• **PROMPT**
Copy out each line of the data below in which the string "shortcut" appears.

═══ THE INPUT ═══

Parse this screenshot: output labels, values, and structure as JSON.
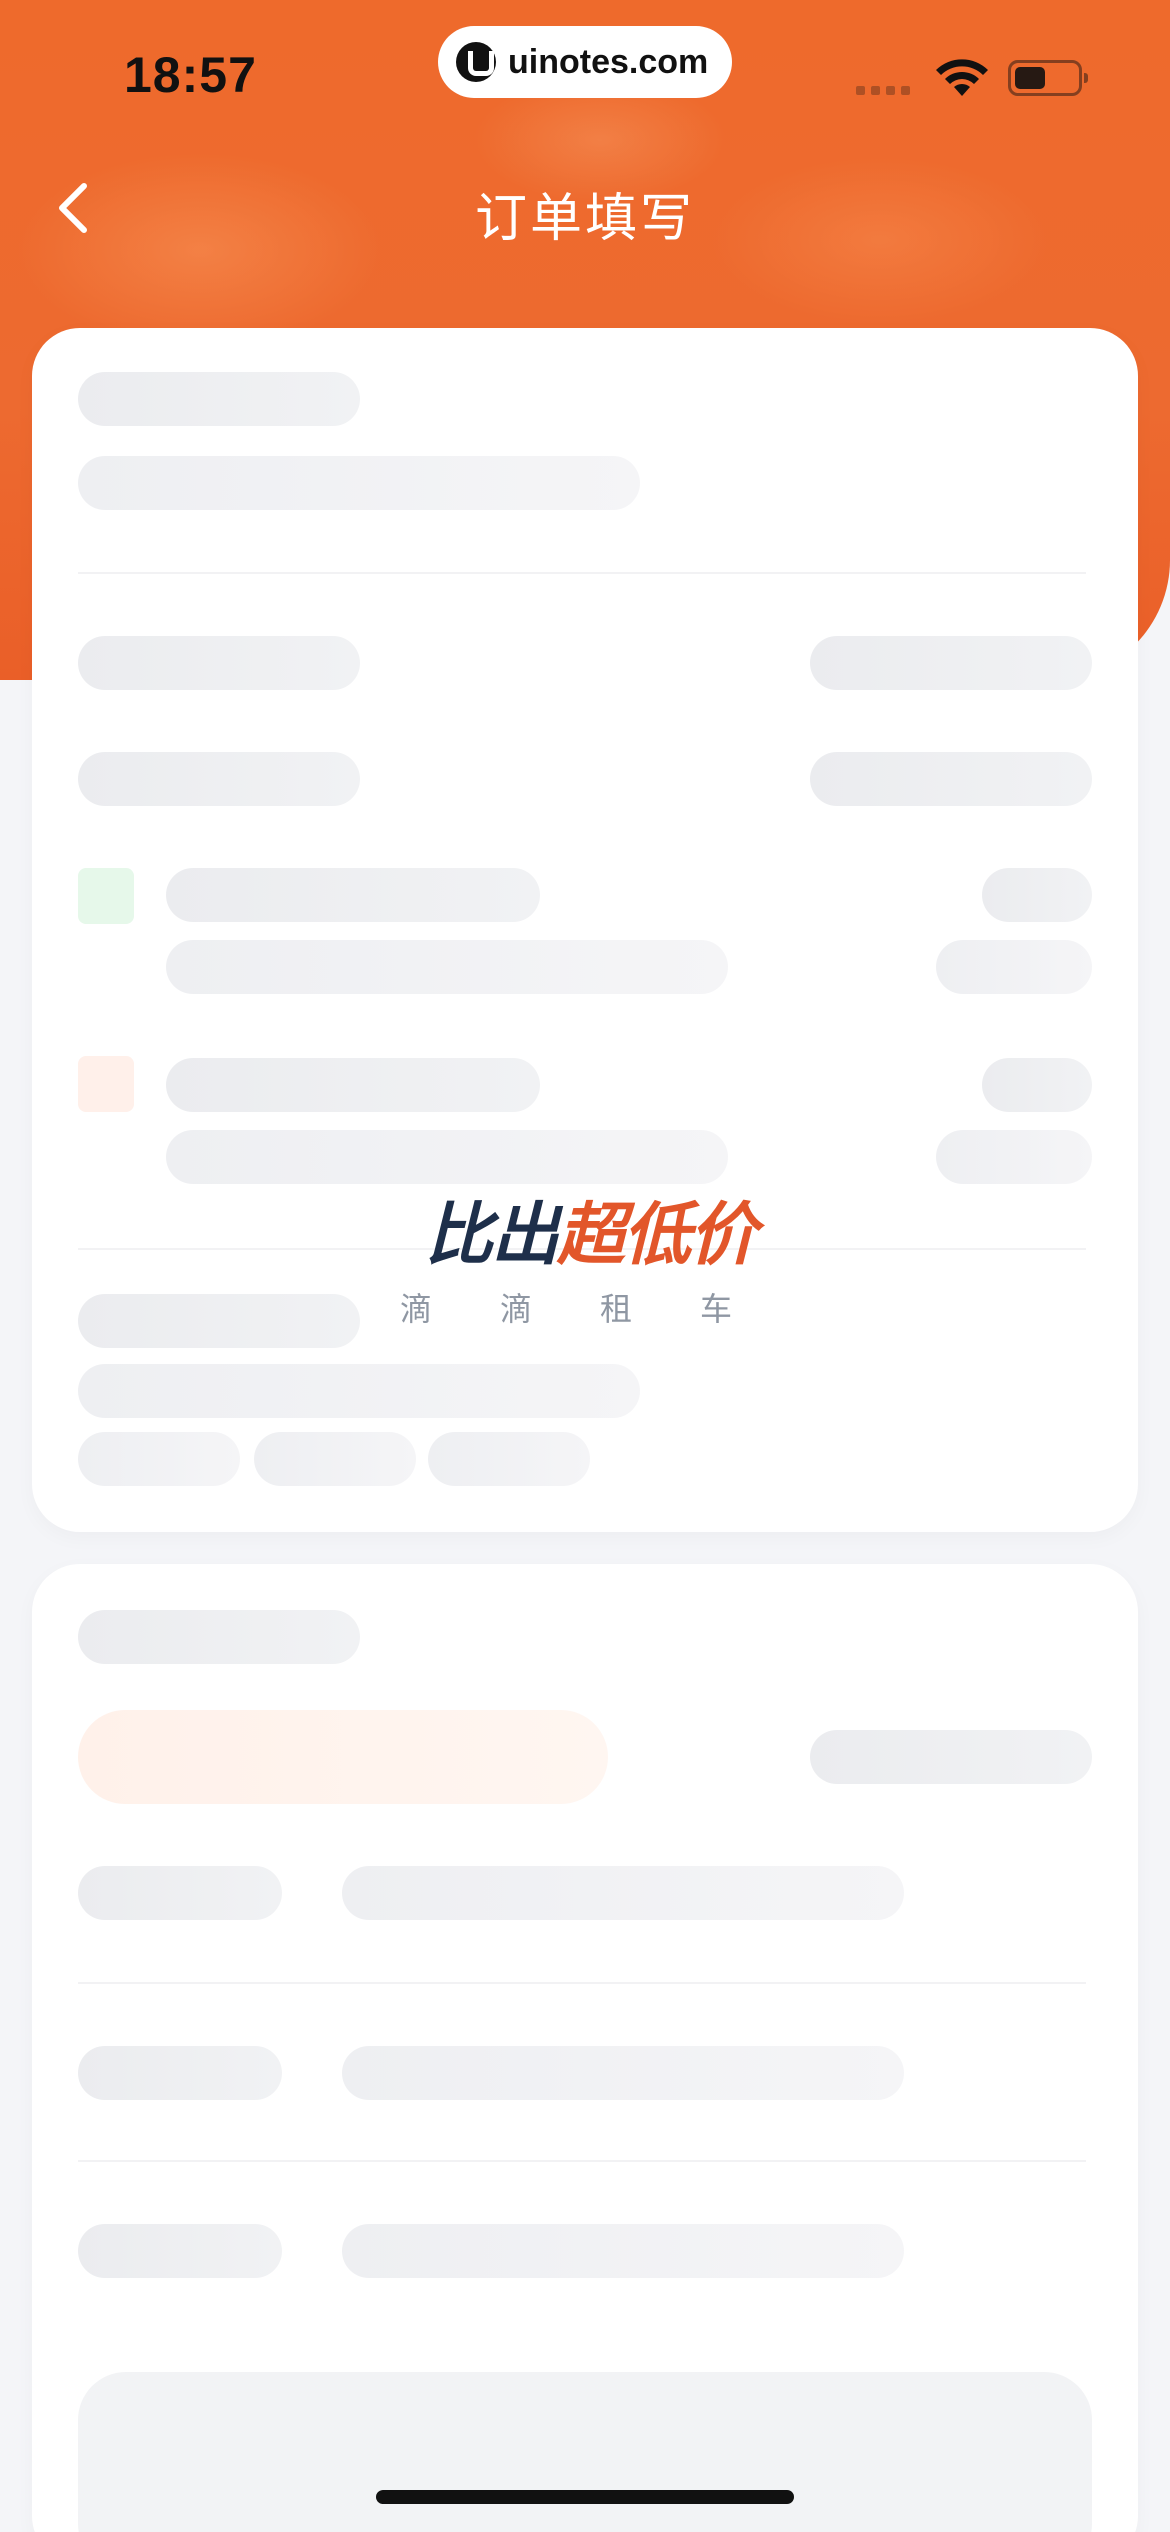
{
  "status_bar": {
    "time": "18:57",
    "url": "uinotes.com",
    "icons": [
      "signal-dots-icon",
      "wifi-icon",
      "battery-icon"
    ]
  },
  "header": {
    "back_icon": "chevron-left-icon",
    "title": "订单填写"
  },
  "promo": {
    "title_part1": "比出",
    "title_part2": "超低价",
    "subtitle": "滴滴租车"
  },
  "colors": {
    "header_orange": "#ed6a30",
    "accent_orange": "#e2562a",
    "skeleton_gray": "#ebecef",
    "navy": "#1e2f4a"
  }
}
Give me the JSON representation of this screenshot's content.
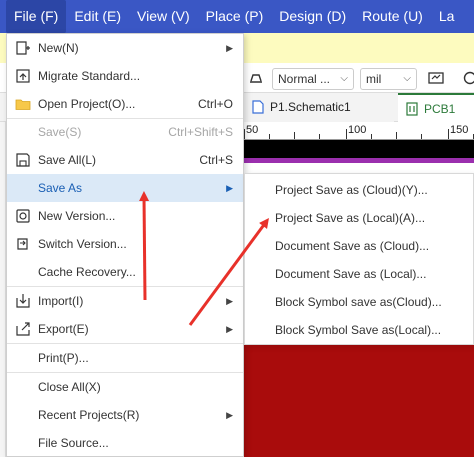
{
  "menubar": {
    "items": [
      "File (F)",
      "Edit (E)",
      "View (V)",
      "Place (P)",
      "Design (D)",
      "Route (U)",
      "La"
    ]
  },
  "toolbar": {
    "line_style": "Normal ...",
    "unit": "mil"
  },
  "tabs": {
    "schematic": "P1.Schematic1",
    "pcb": "PCB1"
  },
  "ruler": {
    "labels": [
      "50",
      "100",
      "150"
    ]
  },
  "file_menu": {
    "items": [
      {
        "label": "New(N)",
        "icon": "new-document-icon",
        "submenu": true
      },
      {
        "label": "Migrate Standard...",
        "icon": "migrate-icon"
      },
      {
        "label": "Open Project(O)...",
        "icon": "folder-icon",
        "shortcut": "Ctrl+O"
      },
      {
        "label": "Save(S)",
        "shortcut": "Ctrl+Shift+S",
        "disabled": true
      },
      {
        "label": "Save All(L)",
        "icon": "save-all-icon",
        "shortcut": "Ctrl+S"
      },
      {
        "label": "Save As",
        "submenu": true,
        "highlighted": true
      },
      {
        "label": "New Version...",
        "icon": "new-version-icon"
      },
      {
        "label": "Switch Version...",
        "icon": "switch-version-icon"
      },
      {
        "label": "Cache Recovery..."
      },
      {
        "label": "Import(I)",
        "icon": "import-icon",
        "submenu": true
      },
      {
        "label": "Export(E)",
        "icon": "export-icon",
        "submenu": true
      },
      {
        "label": "Print(P)..."
      },
      {
        "label": "Close All(X)"
      },
      {
        "label": "Recent Projects(R)",
        "submenu": true
      },
      {
        "label": "File Source..."
      }
    ]
  },
  "save_as_submenu": {
    "items": [
      "Project Save as (Cloud)(Y)...",
      "Project Save as (Local)(A)...",
      "Document Save as (Cloud)...",
      "Document Save as (Local)...",
      "Block Symbol save as(Cloud)...",
      "Block Symbol Save as(Local)..."
    ]
  },
  "colors": {
    "menubar": "#3a57c5",
    "highlight": "#dbe9f7",
    "annotation_arrow": "#e8312a",
    "canvas_red": "#a90c0c",
    "pcb_tab": "#2c7a3a"
  }
}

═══

• **PROBLEM SOLUTION**
        "shortcut": "Ctrl+O"
        "shortcut": "Ctrl+Shift+S",
        "shortcut": "Ctrl+S"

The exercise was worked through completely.